The March night sky.jpg

The March night sky

Clive Jackson is the Director of the Astronomical Observatory of Tavira (Sitio do Malhão, Tavira) and the Camera Obscura (next to the Castle in Tavira), specialising in education and public outreach.

WELCOME TO the March night sky. This month, winter officially ends at the spring equinox and it will happen on March 20. What exactly determines the date is the position of the Sun during its year-long trip around the ecliptic.

In reality, the Sun is not moving. It is actually our planet Earth that is travelling around the Sun but from our point of view it is convenient to imagine that we are still and everything else is on the move.

At the moment, the rotational axis of our planet is tipped at 23.5 degrees to the plane of our orbit and it is this that gives us our seasons.

But twice during a one-year period, exactly between the summer and winter Solstice, our axis is in line with our orbit and this means that from all over the world the Sun appears to rise exactly in the East and set exactly in the West, and the day and night are of the same length.This is the definition of the word Equinox.

This month, the planet Saturn is still visible in the constellation of Leo and on March 19, the nearly Full Moon will be just below Saturn.

On March 14, the First Quarter Moon will be close to the planet Mars that is still in the constellation of Taurus.

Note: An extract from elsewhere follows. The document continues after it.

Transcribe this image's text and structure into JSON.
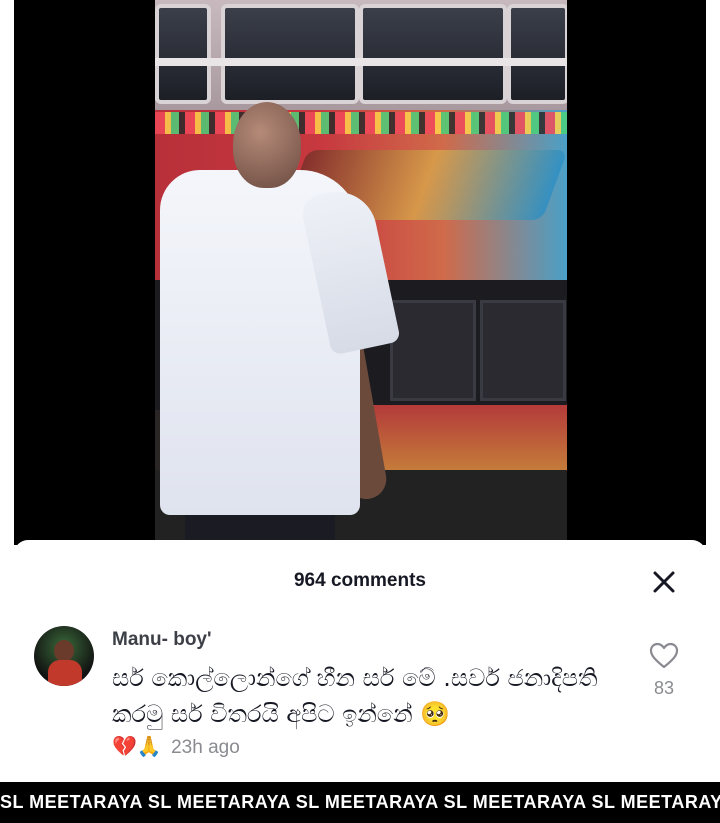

Many of us know that the brightest star in the nighttime sky is Sirius, located in the constellation of Canis Major.

But not many know that the second brightest star is called Canopus and it is just visible from the Algarve.

This star is 53 degrees south of the celestial equator and is a white super giant star.

To see Canopus, you will need a sea southern horizon and a pair of binoculars.

Soon after sunset in March, when the constellation of Orion is due south in the sky, you may just glimpse a flashing pinkish coloured star right on the southern horizon.

The colour of the star is normally white but it is so low in the sky that it will change to the red end of the spectrum due to the absorbing of the blue light in our atmosphere.

Canopus will only be visible for 20 minutes or less in the night sky per night as it moves across the southern meridian of the heavens.

Looking towards the west, the seven heavenly sisters, called the Pleiades, are heading down towards the horizon.

These stars are all young and bluish white in colour and are just over 400 light years away from Earth in the constellation of Taurus.

The Pleiades are not a constellation but a galactic star cluster formed in our Milky Way Galaxy relatively recently.

Right overhead during March evenings, we have the constellation of Gemini well visible.

The two stars that make up the heavenly twins are called Castor and Pollux.

These stars are supposed to be identical twins in Greek mythology but in reality they are not quite the same.

Castor is a brilliant white colour and it is in fact a multiple star through a powerful telescope, whereas Pollux is noticeably orange in colour and slightly brighter than its brother.

The Moon is New on March 7, at First Quarter on March 14, Full on March 21 and at Last Quarter on March 29.

For more information, please call Clive Jackson on 281 321 754, fax 281 324 688, email cdepa@mail.telepac.pt or visit http://www.cdepa.pt